Opinionway has carried out a survey which is the first ‘intergenerational bond indicator’ and which shows the positive impact of the relationships between young and old people on social cohesion and on seniors’ physical and mental health.
The poll was launched exactly one year after the Senior Solidarity Civic Service  was implemented in March 2021. It was conducted in February 2022 among young people (aged 16 – 25 ) and seniors (over age 65), and it confirms that “this new solidarity service is an adequate answer to the plague of loneliness experienced by both the young and the old. It is largely commended by 96% of young people and 99% of seniors as one of the foremost solutions to be fostered. »
Both generations suffered immensely when social contacts were hindered during the COVID-19 lockdowns. “The feeling of loneliness or social isolation was strongly felt by 41% of all seniors surveyed. The key point revealed by the study is that 65% of young people share this feeling. »
According to the Little Brothers of the Poor in their publication “Solitude et Isolement“ (Loneliness and Isolation), 2 million seniors declared they felt isolated from friends and loved ones in 2021. The Little Brothers warn of the consequences of this “social death” and increasing isolation will have on seniors’ health.
Both the young (61%) and the elderly (71%) deplore the decline in intergenerational relationships.

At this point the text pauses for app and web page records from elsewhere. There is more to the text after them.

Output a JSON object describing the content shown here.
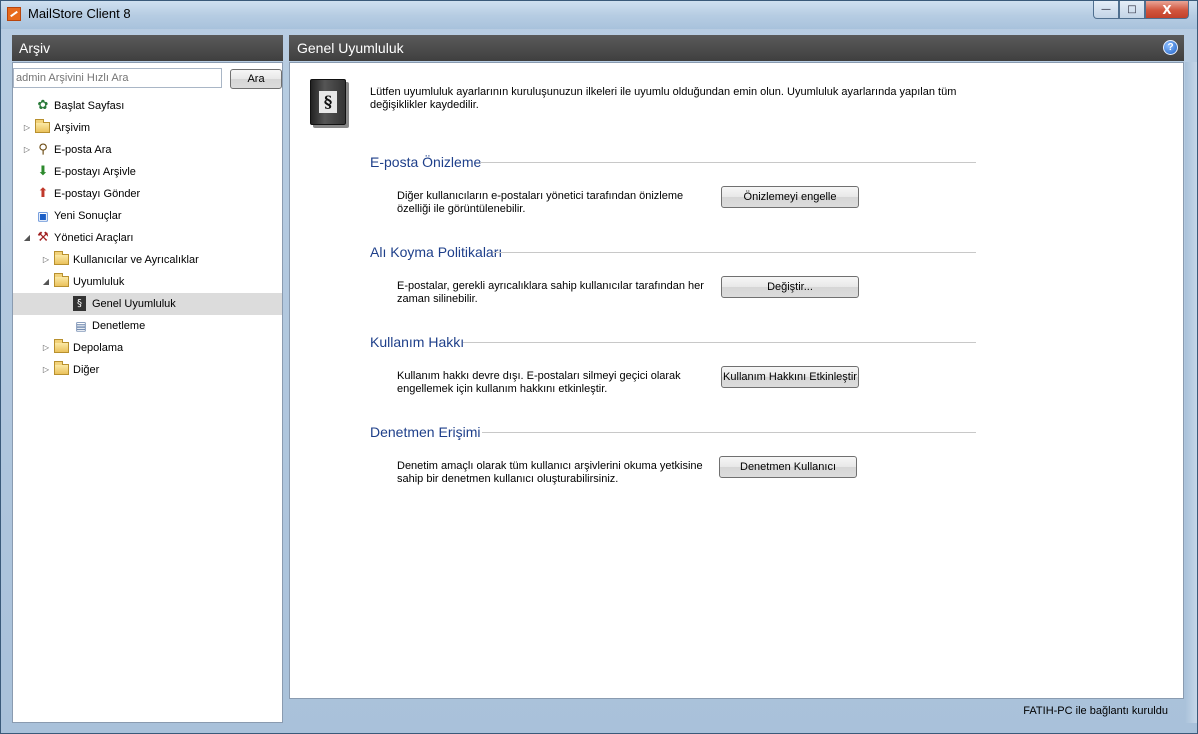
{
  "window": {
    "title": "MailStore Client 8",
    "controls": {
      "minimize": "—",
      "maximize": "□",
      "close": "X"
    }
  },
  "sidebar": {
    "header": "Arşiv",
    "search_placeholder": "admin Arşivini Hızlı Ara",
    "search_button": "Ara",
    "items": [
      {
        "label": "Başlat Sayfası",
        "icon": "home-globe-icon"
      },
      {
        "label": "Arşivim",
        "icon": "folder-icon"
      },
      {
        "label": "E-posta Ara",
        "icon": "magnifier-icon"
      },
      {
        "label": "E-postayı Arşivle",
        "icon": "archive-email-icon"
      },
      {
        "label": "E-postayı Gönder",
        "icon": "send-email-icon"
      },
      {
        "label": "Yeni Sonuçlar",
        "icon": "results-icon"
      },
      {
        "label": "Yönetici Araçları",
        "icon": "admin-tools-icon"
      },
      {
        "label": "Kullanıcılar ve Ayrıcalıklar",
        "icon": "folder-icon"
      },
      {
        "label": "Uyumluluk",
        "icon": "folder-icon"
      },
      {
        "label": "Genel Uyumluluk",
        "icon": "compliance-book-icon"
      },
      {
        "label": "Denetleme",
        "icon": "audit-icon"
      },
      {
        "label": "Depolama",
        "icon": "folder-icon"
      },
      {
        "label": "Diğer",
        "icon": "folder-icon"
      }
    ]
  },
  "main": {
    "header": "Genel Uyumluluk",
    "intro": "Lütfen uyumluluk ayarlarının kuruluşunuzun ilkeleri ile uyumlu olduğundan emin olun. Uyumluluk ayarlarında yapılan tüm değişiklikler kaydedilir.",
    "sections": [
      {
        "title": "E-posta Önizleme",
        "description": "Diğer kullanıcıların e-postaları yönetici tarafından önizleme özelliği ile görüntülenebilir.",
        "button": "Önizlemeyi engelle"
      },
      {
        "title": "Alı Koyma Politikaları",
        "description": "E-postalar, gerekli ayrıcalıklara sahip kullanıcılar tarafından her zaman silinebilir.",
        "button": "Değiştir..."
      },
      {
        "title": "Kullanım Hakkı",
        "description": "Kullanım hakkı devre dışı. E-postaları silmeyi geçici olarak engellemek için kullanım hakkını etkinleştir.",
        "button": "Kullanım Hakkını Etkinleştir"
      },
      {
        "title": "Denetmen Erişimi",
        "description": "Denetim amaçlı olarak tüm kullanıcı arşivlerini okuma yetkisine sahip bir denetmen kullanıcı oluşturabilirsiniz.",
        "button": "Denetmen Kullanıcı"
      }
    ]
  },
  "status": {
    "text": "FATIH-PC ile bağlantı kuruldu"
  },
  "colors": {
    "section_title": "#1e3f8a",
    "panel_header": "#4a4a4a",
    "selected_row": "#dcdcdc"
  }
}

Furthermore, when asked about the benefits of connecting generations, each generation mentioned different benefits. The young people valued the transmission of knowledge, a feeling of well-being and the ability to show empathy whereas the seniors first mentioned open-mindedness, followed by the curiosity and energy that comes from meeting with young people.
Both groups deemed that intergenerational exchanges help stimulate seniors’ mental and physical health and also diminish solitude and loneliness. Finally, all the respondents extolled the contributions to life in society. Generally speaking, this leads to a broad-based positive impact on social cohesion. Each groups’ viewpoints have evolved with better knowledge and understanding of each other, which also helps fight against prejudices towards seniors and the negative outlook on aging.
These results are consistent with Alliance VITA’s conclusions and this is the reason why we are calling for developing intergenerational solidarity as a top priority for the upcoming French presidential five-year term.
Visit our web site for testimonies on this topic in the 2022 elections section, and for the opinions of the candidates for the presidential election.
 In March 2021 this movement began with the Ministry’s Delegate for Autonomy and the State Secretariat for Youth, thanks to the Malakoff Humanis group’s work in managing the Agirc-Arrco supplementary retirement pension, and is part of the civic service framework set up in 2010. Its purpose is to implement intergenerational solidarity to help fight against the isolation of the elderly living either at home or in institutions. It aims to promote healthy ageing by fostering social relationships, by providing access to digital technology, by supporting mobility, and through preventive policies, etc. It also encourages young people to consider working on a professional basis with the elderly and promotes sustainable development of intergenerational solidarity with isolated or vulnerable seniors.